Out:  A Courageous Woman's Journey

My story begins where most people’s stories do, with parents. Mine were good people, hard-working and educated. My dad eventually retired as superintendent of schools in Little Rock, Arkansas, and my mother was a schoolteacher.

They were also Southern Baptist and brought me up in that religious tradition. My dad always served as a deacon, and both my parents taught adult Sunday-school classes. I took my religion so seriously, I even attended college at Baylor, the largest Baptist university in the world. And at Baylor I had to face the fact that I was different: my roommate and I fell desperately in love.

 (My parents became aware of my feelings toward Karen and Mother had a talk with me.)

 The conversation was pretty much one-sided as she wanted me to “confess” to a relationship with Karen. I was embarrassed that she and Dad knew. Devastated. At one point Mother asked, “Which one of you is the male in your lovemaking?”

I was speechless. I had no idea what she was talking about. “What do you mean?” I finally asked.

“Normally, one of the girls plays the role of the male. Which role do you play? Are you a top or a bottom?”

My mouth probably flew open. Karen and I didn’t play any roles. We just loved each other. The longer she talked, the more condemnation I felt. I was terribly embarrassed but also wanted her to understand my predicament, to sympathize with me. After all, Karen and I hadn’t planned to fall in love! I was heartsick. I’d fallen deeply, everlastingly in love with someone I’d eventually have to part from. We’d never be able to marry, to have a family, to simply share life. How much worse could it get?

The feelings of guilt Mother evoked in me weren’t new. I desperately needed my mother to put her arms around me, to tell me how sorry she was that I was suffering in this way, and to offer help. If she’d done that, I would have unburdened myself, shared everything, but that didn’t happen. Consequently, I never admitted anything.

I loved Karen with all my being and knew of no way to suppress that love, to make it disappear. How much better if I’d fallen in love with a boy—someone my parents would approve of and someone I could marry and with whom I could have children. However, I’d fallen in love with a girl and been shown that evening the condemnation society would display if Karen and I didn’t keep our relationship a secret. We’d always been careful, but now I grew afraid and became even more so as time passed. 

After Mother confronted me, I became much more secretive. I didn’t speak to her for days, angry that she’d confronted me, that she knew, that she’d condemned me, and that she wanted to separate Karen and me. But most of all I was angry at her lack of understanding sympathy. I hated her and became anxious for the holidays to end so I could return to the dorm and to Karen.

 (Karen and I continued to room together at Baylor. This was in the 50's, and at this time, girls were expected to marry. It was simply a given.)
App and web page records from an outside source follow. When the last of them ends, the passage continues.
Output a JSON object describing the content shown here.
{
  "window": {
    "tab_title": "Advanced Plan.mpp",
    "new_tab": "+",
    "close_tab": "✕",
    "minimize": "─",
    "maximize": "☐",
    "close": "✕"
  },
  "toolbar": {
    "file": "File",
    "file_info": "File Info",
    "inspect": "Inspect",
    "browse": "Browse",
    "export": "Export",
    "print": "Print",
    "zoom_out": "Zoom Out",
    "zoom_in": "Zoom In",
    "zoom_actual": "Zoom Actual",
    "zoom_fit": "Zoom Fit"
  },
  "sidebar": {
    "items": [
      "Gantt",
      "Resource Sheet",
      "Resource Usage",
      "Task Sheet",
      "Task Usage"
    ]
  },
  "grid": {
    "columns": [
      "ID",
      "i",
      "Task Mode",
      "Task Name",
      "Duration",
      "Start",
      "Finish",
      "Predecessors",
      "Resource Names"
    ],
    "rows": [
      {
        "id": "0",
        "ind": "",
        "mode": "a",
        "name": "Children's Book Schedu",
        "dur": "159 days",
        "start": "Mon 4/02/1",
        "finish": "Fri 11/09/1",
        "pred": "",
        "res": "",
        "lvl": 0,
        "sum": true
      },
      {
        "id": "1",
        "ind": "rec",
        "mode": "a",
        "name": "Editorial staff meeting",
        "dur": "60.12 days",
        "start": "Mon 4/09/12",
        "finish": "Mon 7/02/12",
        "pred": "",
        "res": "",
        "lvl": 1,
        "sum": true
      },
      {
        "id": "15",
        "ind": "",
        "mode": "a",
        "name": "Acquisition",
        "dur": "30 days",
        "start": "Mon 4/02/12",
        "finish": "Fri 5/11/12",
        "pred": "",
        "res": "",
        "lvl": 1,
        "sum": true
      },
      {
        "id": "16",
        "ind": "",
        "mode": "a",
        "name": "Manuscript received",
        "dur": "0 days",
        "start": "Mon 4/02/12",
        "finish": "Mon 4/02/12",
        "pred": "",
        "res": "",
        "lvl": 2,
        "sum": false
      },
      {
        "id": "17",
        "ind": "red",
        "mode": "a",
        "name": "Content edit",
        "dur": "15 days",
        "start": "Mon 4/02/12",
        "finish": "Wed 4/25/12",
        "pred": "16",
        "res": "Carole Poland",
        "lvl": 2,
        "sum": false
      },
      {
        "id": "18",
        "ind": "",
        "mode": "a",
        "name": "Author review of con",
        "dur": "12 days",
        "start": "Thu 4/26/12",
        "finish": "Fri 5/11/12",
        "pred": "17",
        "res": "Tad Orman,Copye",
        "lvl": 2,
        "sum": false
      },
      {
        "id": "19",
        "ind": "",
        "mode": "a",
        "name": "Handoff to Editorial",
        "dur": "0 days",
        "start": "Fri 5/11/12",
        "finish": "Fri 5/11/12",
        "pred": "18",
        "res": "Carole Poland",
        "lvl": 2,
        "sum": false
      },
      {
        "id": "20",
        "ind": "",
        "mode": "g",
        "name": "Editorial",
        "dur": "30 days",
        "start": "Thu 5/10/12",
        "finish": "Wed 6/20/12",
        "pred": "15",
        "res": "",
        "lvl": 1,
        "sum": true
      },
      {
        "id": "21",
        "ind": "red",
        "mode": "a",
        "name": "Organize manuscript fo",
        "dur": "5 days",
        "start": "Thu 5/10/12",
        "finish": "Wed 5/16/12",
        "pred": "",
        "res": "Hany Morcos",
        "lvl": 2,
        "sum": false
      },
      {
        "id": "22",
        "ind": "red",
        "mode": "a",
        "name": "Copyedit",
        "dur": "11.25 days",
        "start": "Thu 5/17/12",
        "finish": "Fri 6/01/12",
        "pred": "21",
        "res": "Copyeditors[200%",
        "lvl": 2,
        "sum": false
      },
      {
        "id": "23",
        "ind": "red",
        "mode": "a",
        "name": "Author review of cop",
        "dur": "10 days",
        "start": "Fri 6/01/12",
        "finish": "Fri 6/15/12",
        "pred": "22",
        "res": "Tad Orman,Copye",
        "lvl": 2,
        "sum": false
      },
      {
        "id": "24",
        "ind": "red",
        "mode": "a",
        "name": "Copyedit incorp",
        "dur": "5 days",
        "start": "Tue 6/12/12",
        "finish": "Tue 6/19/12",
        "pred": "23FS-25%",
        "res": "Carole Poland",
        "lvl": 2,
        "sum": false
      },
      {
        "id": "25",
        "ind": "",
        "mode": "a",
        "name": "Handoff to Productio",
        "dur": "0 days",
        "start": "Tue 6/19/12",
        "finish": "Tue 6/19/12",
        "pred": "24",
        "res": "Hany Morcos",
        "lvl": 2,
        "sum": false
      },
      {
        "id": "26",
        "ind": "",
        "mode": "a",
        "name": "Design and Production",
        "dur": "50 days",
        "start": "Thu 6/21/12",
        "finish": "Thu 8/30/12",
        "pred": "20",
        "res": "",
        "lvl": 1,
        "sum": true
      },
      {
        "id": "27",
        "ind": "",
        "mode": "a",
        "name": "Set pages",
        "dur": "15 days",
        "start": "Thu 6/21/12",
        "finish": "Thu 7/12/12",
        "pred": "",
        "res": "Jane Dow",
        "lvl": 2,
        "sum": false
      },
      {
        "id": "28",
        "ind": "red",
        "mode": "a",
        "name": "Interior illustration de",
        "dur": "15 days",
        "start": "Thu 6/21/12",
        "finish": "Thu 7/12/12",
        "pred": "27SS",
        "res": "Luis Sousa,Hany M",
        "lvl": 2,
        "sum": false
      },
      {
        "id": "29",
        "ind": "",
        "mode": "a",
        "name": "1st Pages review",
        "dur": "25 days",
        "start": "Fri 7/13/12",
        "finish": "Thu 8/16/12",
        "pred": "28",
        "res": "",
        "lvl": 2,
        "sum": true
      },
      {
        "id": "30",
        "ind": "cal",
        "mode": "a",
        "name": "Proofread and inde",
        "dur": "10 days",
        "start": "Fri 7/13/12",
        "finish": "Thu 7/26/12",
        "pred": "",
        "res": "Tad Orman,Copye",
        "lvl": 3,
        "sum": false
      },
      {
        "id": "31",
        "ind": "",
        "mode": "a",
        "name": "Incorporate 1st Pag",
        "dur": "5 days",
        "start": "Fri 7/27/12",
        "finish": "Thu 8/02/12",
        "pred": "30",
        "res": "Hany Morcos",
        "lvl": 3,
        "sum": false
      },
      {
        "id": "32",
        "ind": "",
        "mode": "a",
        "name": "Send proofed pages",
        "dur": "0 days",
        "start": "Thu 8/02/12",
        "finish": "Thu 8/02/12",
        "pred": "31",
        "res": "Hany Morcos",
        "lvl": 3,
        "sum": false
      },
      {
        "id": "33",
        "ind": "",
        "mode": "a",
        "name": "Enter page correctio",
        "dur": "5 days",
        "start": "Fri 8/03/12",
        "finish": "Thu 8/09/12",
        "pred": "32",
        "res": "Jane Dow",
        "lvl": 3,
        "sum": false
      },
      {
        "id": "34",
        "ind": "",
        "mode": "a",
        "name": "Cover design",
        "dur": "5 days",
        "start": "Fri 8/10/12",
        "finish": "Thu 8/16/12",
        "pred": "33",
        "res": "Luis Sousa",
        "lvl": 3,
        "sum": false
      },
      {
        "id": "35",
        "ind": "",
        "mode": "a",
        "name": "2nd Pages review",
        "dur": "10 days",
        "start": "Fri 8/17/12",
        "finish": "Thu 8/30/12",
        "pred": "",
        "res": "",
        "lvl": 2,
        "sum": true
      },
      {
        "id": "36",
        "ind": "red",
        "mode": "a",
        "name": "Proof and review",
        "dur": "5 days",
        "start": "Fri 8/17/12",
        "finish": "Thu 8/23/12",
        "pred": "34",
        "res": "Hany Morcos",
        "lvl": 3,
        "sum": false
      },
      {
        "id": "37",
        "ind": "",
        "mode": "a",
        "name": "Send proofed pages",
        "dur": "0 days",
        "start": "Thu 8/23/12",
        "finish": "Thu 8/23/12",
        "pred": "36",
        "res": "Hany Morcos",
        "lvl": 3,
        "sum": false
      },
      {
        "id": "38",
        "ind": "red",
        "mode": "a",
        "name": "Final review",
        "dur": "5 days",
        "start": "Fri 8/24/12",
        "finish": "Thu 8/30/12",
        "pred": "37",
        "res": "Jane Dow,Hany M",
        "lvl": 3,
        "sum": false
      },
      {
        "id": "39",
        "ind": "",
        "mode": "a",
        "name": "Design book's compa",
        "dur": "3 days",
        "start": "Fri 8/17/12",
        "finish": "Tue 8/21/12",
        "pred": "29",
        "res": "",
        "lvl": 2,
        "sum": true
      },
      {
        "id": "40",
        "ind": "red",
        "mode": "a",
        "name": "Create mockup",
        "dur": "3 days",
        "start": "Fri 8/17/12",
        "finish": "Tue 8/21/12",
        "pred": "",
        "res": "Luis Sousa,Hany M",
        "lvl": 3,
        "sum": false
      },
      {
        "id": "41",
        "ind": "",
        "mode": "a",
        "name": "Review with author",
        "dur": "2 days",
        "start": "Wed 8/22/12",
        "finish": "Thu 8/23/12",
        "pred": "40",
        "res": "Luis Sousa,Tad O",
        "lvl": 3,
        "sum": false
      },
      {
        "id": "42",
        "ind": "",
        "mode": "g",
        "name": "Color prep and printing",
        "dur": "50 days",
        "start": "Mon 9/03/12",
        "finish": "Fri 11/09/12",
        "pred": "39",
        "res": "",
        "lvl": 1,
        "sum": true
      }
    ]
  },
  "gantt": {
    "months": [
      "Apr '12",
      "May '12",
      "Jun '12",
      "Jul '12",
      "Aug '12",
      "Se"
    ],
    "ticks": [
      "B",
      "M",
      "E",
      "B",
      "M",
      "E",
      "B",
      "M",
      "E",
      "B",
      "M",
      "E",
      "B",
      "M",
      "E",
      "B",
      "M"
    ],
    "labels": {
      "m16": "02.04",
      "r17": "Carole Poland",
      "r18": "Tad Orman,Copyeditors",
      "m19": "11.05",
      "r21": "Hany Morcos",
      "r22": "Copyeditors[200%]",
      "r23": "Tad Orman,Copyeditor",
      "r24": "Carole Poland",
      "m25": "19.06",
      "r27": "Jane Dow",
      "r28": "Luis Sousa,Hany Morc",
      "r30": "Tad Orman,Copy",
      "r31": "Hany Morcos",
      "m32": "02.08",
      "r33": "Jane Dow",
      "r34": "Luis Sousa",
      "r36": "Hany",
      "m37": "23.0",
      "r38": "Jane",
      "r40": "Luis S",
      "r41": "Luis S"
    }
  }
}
 My parents had two goals for me: to earn my teaching certificate and then to get married. I never questioned this societal standard. By the time I was twenty-three, I told myself to just pick out a nice fellow, marry him, and get it over with. Not long after I made this decision, a friend arranged a blind date for me.

Jim was a nice fellow, a schoolteacher with aspirations to be a school administrator. This goal appealed to me, as my dad was a school administrator. Jim’s dad was a Southern Baptist minister. He loved children and wanted to have a family. I very much wanted to have children, so I asked myself, “What more am I looking for? He fits the bill.” We were married in March 1963.

 (My story continues through 37 years of marriage and four children. Then, in 1999, a conversation with a member of my Sunday School class changed my life.)

As Janie began talking about her artist son, how caring and thoughtful he was, I felt certain he was gay—a homosexual. I can’t explain the feeling but had no doubt in my mind. I believe God put that thought in my head and nudged me to do what I did next. I blurted out, “Is your son a homosexual?”

People simply don’t ask that question in a conservative area like East Texas, and especially of a member of a Southern Baptist church. She hesitated quite a while, then stated in strong tones, “Yes, he is, but God loves him just the way he is. We, too, should love and accept homosexuals.”

I was dumbfounded. Here I was, sixty years old, and I’d never heard a Christian say anything positive, loving, or accepting about homosexuals. Janie’s words broke through the wall within me—the wall I’d carefully constructed to protect myself from the world. At that moment, her words had little impact on me because I felt no forewarning, no hint whatsoever of the devastation, of the uprooting of my carefully planned life her words would cause.

When our class time ended and we stood up to leave, Janie reached over to give me a hug in parting. I’d always avoided touching anyone, but Janie was a hugger, so I put my arms around her and briefly held her close, letting her long, blond hair brush against my face. Our bond began that morning.